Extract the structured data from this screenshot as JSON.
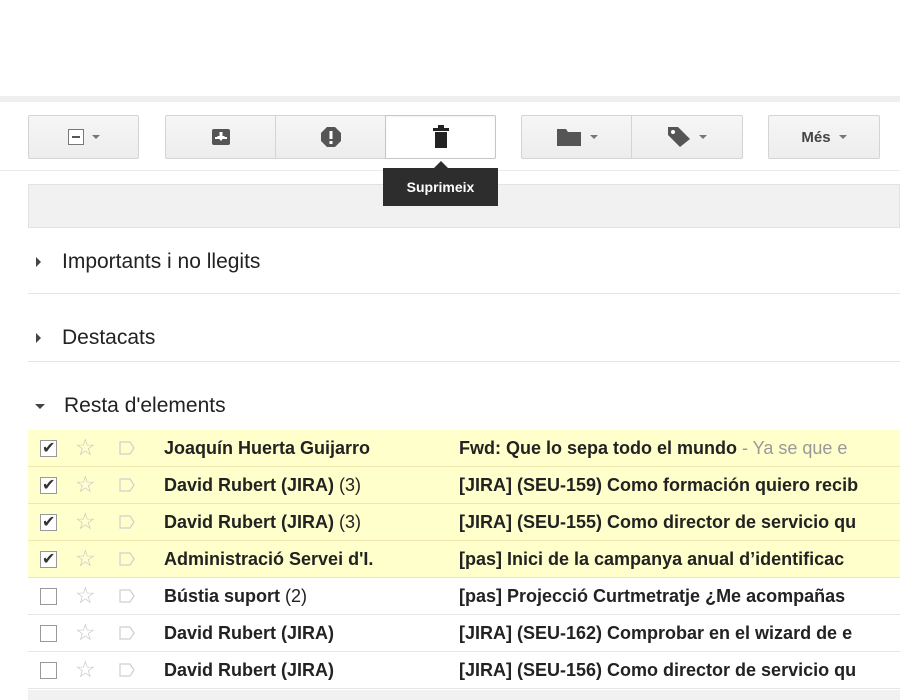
{
  "toolbar": {
    "more_label": "Més",
    "tooltip": "Suprimeix"
  },
  "sections": [
    {
      "label": "Importants i no llegits",
      "expanded": false
    },
    {
      "label": "Destacats",
      "expanded": false
    },
    {
      "label": "Resta d'elements",
      "expanded": true
    }
  ],
  "emails": [
    {
      "selected": true,
      "sender": "Joaquín Huerta Guijarro",
      "count": "",
      "subject": "Fwd: Que lo sepa todo el mundo",
      "snippet": " - Ya se que e"
    },
    {
      "selected": true,
      "sender": "David Rubert (JIRA)",
      "count": " (3)",
      "subject": "[JIRA] (SEU-159) Como formación quiero recib",
      "snippet": ""
    },
    {
      "selected": true,
      "sender": "David Rubert (JIRA)",
      "count": " (3)",
      "subject": "[JIRA] (SEU-155) Como director de servicio qu",
      "snippet": ""
    },
    {
      "selected": true,
      "sender": "Administració Servei d'I.",
      "count": "",
      "subject": "[pas] Inici de la campanya anual d’identificac",
      "snippet": ""
    },
    {
      "selected": false,
      "sender": "Bústia suport",
      "count": " (2)",
      "subject": "[pas] Projecció Curtmetratje ¿Me acompañas",
      "snippet": ""
    },
    {
      "selected": false,
      "sender": "David Rubert (JIRA)",
      "count": "",
      "subject": "[JIRA] (SEU-162) Comprobar en el wizard de e",
      "snippet": ""
    },
    {
      "selected": false,
      "sender": "David Rubert (JIRA)",
      "count": "",
      "subject": "[JIRA] (SEU-156) Como director de servicio qu",
      "snippet": ""
    }
  ]
}
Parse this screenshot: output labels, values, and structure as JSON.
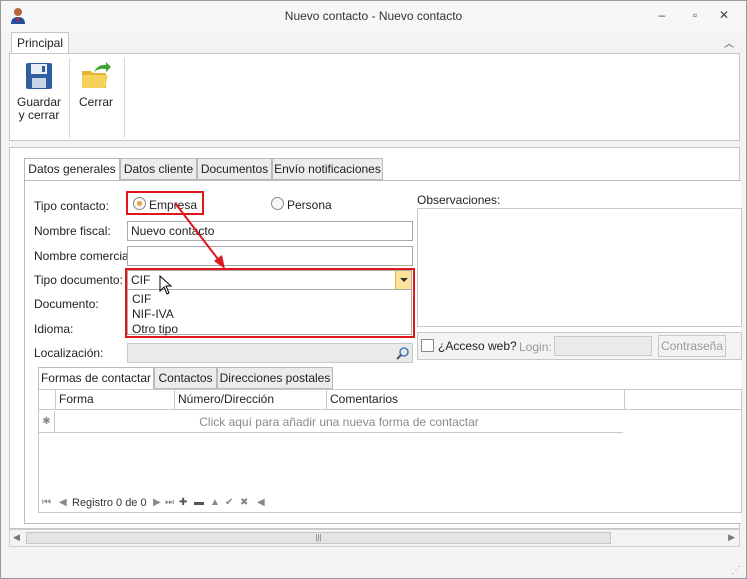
{
  "window": {
    "title": "Nuevo contacto - Nuevo contacto",
    "minimize": "–",
    "restore": "▫",
    "close": "✕"
  },
  "ribbon": {
    "tab_label": "Principal",
    "collapse_icon": "chevron-up-icon",
    "save_label_line1": "Guardar",
    "save_label_line2": "y cerrar",
    "close_label": "Cerrar"
  },
  "tabs": [
    "Datos generales",
    "Datos cliente",
    "Documentos",
    "Envío notificaciones"
  ],
  "form": {
    "tipo_contacto_label": "Tipo contacto:",
    "empresa_label": "Empresa",
    "persona_label": "Persona",
    "nombre_fiscal_label": "Nombre fiscal:",
    "nombre_fiscal_value": "Nuevo contacto",
    "nombre_comercial_label": "Nombre comercial:",
    "nombre_comercial_value": "",
    "tipo_documento_label": "Tipo documento:",
    "tipo_documento_value": "CIF",
    "tipo_documento_options": [
      "CIF",
      "NIF-IVA",
      "Otro tipo"
    ],
    "documento_label": "Documento:",
    "idioma_label": "Idioma:",
    "localizacion_label": "Localización:",
    "observaciones_label": "Observaciones:",
    "acceso_web_label": "¿Acceso web?",
    "login_label": "Login:",
    "contrasena_label": "Contraseña"
  },
  "subtabs": [
    "Formas de contactar",
    "Contactos",
    "Direcciones postales"
  ],
  "grid": {
    "columns": [
      "Forma",
      "Número/Dirección",
      "Comentarios"
    ],
    "new_row_text": "Click aquí para añadir una nueva forma de contactar",
    "record_text": "Registro 0 de 0"
  },
  "colors": {
    "highlight": "#e0161d",
    "accent": "#e6a23c"
  }
}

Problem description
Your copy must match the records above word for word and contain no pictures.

Result of the task
Extract the structured data from this screenshot as JSON.
{
  "toolbar": {
    "more_label": "Més",
    "tooltip": "Suprimeix"
  },
  "sections": [
    {
      "label": "Importants i no llegits",
      "expanded": false
    },
    {
      "label": "Destacats",
      "expanded": false
    },
    {
      "label": "Resta d'elements",
      "expanded": true
    }
  ],
  "emails": [
    {
      "selected": true,
      "sender": "Joaquín Huerta Guijarro",
      "count": "",
      "subject": "Fwd: Que lo sepa todo el mundo",
      "snippet": " - Ya se que e"
    },
    {
      "selected": true,
      "sender": "David Rubert (JIRA)",
      "count": " (3)",
      "subject": "[JIRA] (SEU-159) Como formación quiero recib",
      "snippet": ""
    },
    {
      "selected": true,
      "sender": "David Rubert (JIRA)",
      "count": " (3)",
      "subject": "[JIRA] (SEU-155) Como director de servicio qu",
      "snippet": ""
    },
    {
      "selected": true,
      "sender": "Administració Servei d'I.",
      "count": "",
      "subject": "[pas] Inici de la campanya anual d’identificac",
      "snippet": ""
    },
    {
      "selected": false,
      "sender": "Bústia suport",
      "count": " (2)",
      "subject": "[pas] Projecció Curtmetratje ¿Me acompañas",
      "snippet": ""
    },
    {
      "selected": false,
      "sender": "David Rubert (JIRA)",
      "count": "",
      "subject": "[JIRA] (SEU-162) Comprobar en el wizard de e",
      "snippet": ""
    },
    {
      "selected": false,
      "sender": "David Rubert (JIRA)",
      "count": "",
      "subject": "[JIRA] (SEU-156) Como director de servicio qu",
      "snippet": ""
    }
  ]
}
Parse this screenshot: output labels, values, and structure as JSON.
{
  "window": {
    "title": "Nuevo contacto - Nuevo contacto",
    "minimize": "–",
    "restore": "▫",
    "close": "✕"
  },
  "ribbon": {
    "tab_label": "Principal",
    "collapse_icon": "chevron-up-icon",
    "save_label_line1": "Guardar",
    "save_label_line2": "y cerrar",
    "close_label": "Cerrar"
  },
  "tabs": [
    "Datos generales",
    "Datos cliente",
    "Documentos",
    "Envío notificaciones"
  ],
  "form": {
    "tipo_contacto_label": "Tipo contacto:",
    "empresa_label": "Empresa",
    "persona_label": "Persona",
    "nombre_fiscal_label": "Nombre fiscal:",
    "nombre_fiscal_value": "Nuevo contacto",
    "nombre_comercial_label": "Nombre comercial:",
    "nombre_comercial_value": "",
    "tipo_documento_label": "Tipo documento:",
    "tipo_documento_value": "CIF",
    "tipo_documento_options": [
      "CIF",
      "NIF-IVA",
      "Otro tipo"
    ],
    "documento_label": "Documento:",
    "idioma_label": "Idioma:",
    "localizacion_label": "Localización:",
    "observaciones_label": "Observaciones:",
    "acceso_web_label": "¿Acceso web?",
    "login_label": "Login:",
    "contrasena_label": "Contraseña"
  },
  "subtabs": [
    "Formas de contactar",
    "Contactos",
    "Direcciones postales"
  ],
  "grid": {
    "columns": [
      "Forma",
      "Número/Dirección",
      "Comentarios"
    ],
    "new_row_text": "Click aquí para añadir una nueva forma de contactar",
    "record_text": "Registro 0 de 0"
  },
  "colors": {
    "highlight": "#e0161d",
    "accent": "#e6a23c"
  }
}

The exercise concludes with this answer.